# [Aim of the exercise]
Below is a set of records. Repeat them verbatim without the pictures.

# [Given information]
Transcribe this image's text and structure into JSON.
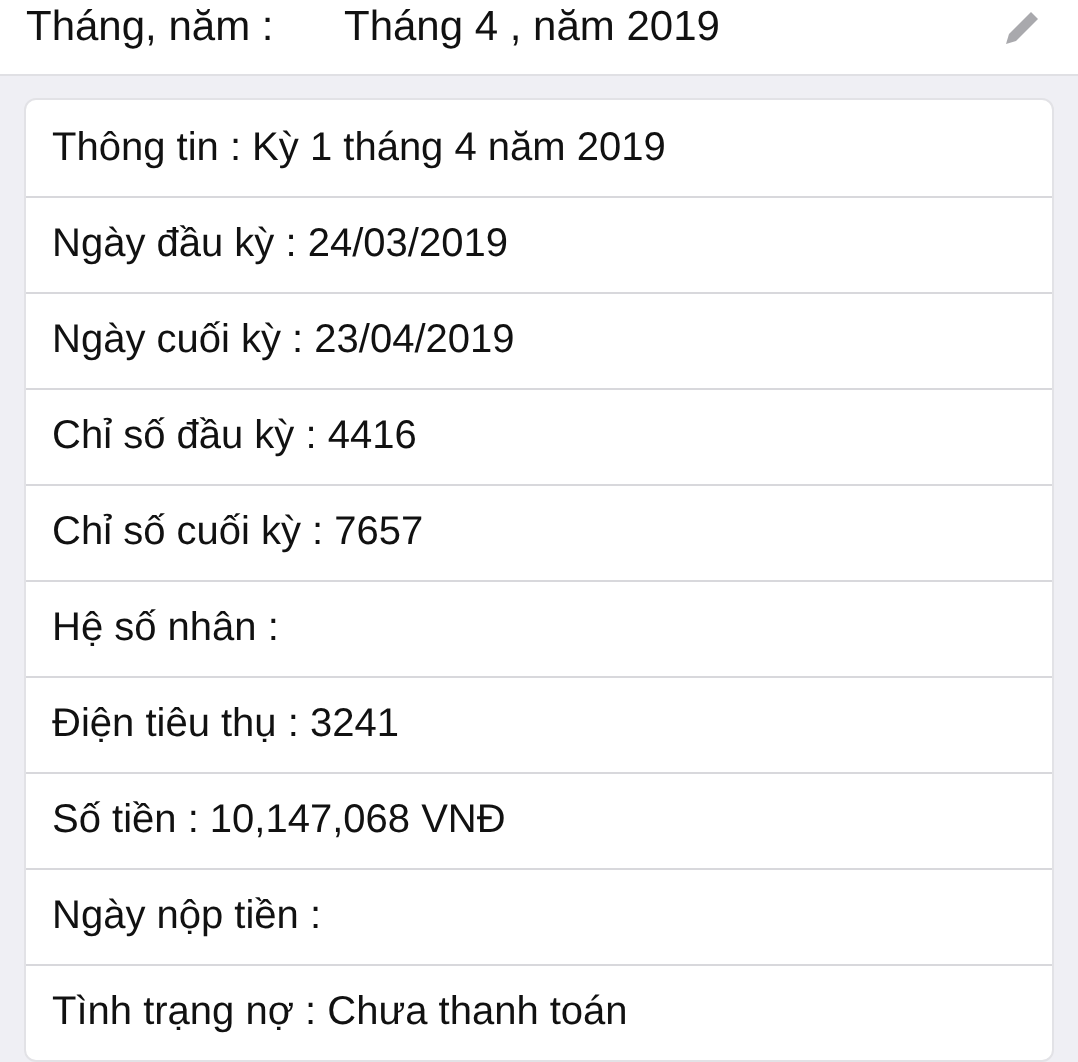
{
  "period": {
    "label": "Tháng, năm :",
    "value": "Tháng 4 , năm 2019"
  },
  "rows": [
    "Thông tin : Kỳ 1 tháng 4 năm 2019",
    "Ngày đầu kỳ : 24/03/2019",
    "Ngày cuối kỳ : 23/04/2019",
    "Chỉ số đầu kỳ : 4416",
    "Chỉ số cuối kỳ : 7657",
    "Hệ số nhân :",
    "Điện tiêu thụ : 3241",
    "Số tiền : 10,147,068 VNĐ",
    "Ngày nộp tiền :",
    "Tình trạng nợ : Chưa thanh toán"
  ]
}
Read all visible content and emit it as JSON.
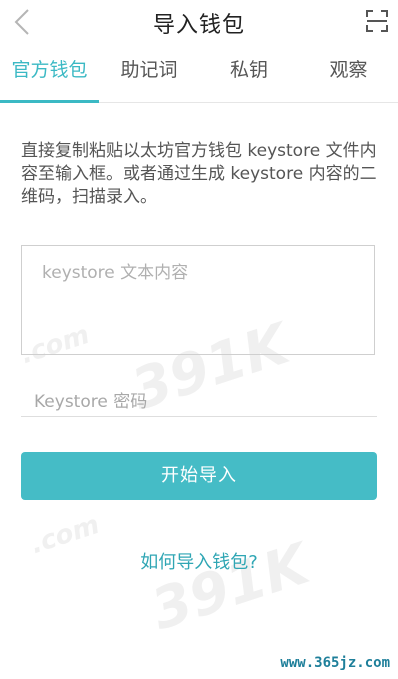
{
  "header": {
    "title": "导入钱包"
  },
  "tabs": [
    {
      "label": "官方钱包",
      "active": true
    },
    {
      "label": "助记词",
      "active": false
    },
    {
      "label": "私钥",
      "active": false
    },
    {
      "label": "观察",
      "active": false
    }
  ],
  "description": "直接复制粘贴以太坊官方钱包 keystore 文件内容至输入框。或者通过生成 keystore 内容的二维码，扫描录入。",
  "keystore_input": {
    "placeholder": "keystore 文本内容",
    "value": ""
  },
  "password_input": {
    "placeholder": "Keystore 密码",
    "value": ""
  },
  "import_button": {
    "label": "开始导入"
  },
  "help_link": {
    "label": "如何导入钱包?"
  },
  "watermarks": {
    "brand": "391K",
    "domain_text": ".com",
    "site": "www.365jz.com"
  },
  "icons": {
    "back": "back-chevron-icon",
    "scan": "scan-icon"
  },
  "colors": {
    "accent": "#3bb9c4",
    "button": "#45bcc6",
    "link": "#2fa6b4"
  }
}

# [Final answer]
Transcribe this image's text and structure into JSON.
{
  "period": {
    "label": "Tháng, năm :",
    "value": "Tháng 4 , năm 2019"
  },
  "rows": [
    "Thông tin : Kỳ 1 tháng 4 năm 2019",
    "Ngày đầu kỳ : 24/03/2019",
    "Ngày cuối kỳ : 23/04/2019",
    "Chỉ số đầu kỳ : 4416",
    "Chỉ số cuối kỳ : 7657",
    "Hệ số nhân :",
    "Điện tiêu thụ : 3241",
    "Số tiền : 10,147,068 VNĐ",
    "Ngày nộp tiền :",
    "Tình trạng nợ : Chưa thanh toán"
  ]
}
Read all visible content and emit it as JSON.
{
  "header": {
    "title": "导入钱包"
  },
  "tabs": [
    {
      "label": "官方钱包",
      "active": true
    },
    {
      "label": "助记词",
      "active": false
    },
    {
      "label": "私钥",
      "active": false
    },
    {
      "label": "观察",
      "active": false
    }
  ],
  "description": "直接复制粘贴以太坊官方钱包 keystore 文件内容至输入框。或者通过生成 keystore 内容的二维码，扫描录入。",
  "keystore_input": {
    "placeholder": "keystore 文本内容",
    "value": ""
  },
  "password_input": {
    "placeholder": "Keystore 密码",
    "value": ""
  },
  "import_button": {
    "label": "开始导入"
  },
  "help_link": {
    "label": "如何导入钱包?"
  },
  "watermarks": {
    "brand": "391K",
    "domain_text": ".com",
    "site": "www.365jz.com"
  },
  "icons": {
    "back": "back-chevron-icon",
    "scan": "scan-icon"
  },
  "colors": {
    "accent": "#3bb9c4",
    "button": "#45bcc6",
    "link": "#2fa6b4"
  }
}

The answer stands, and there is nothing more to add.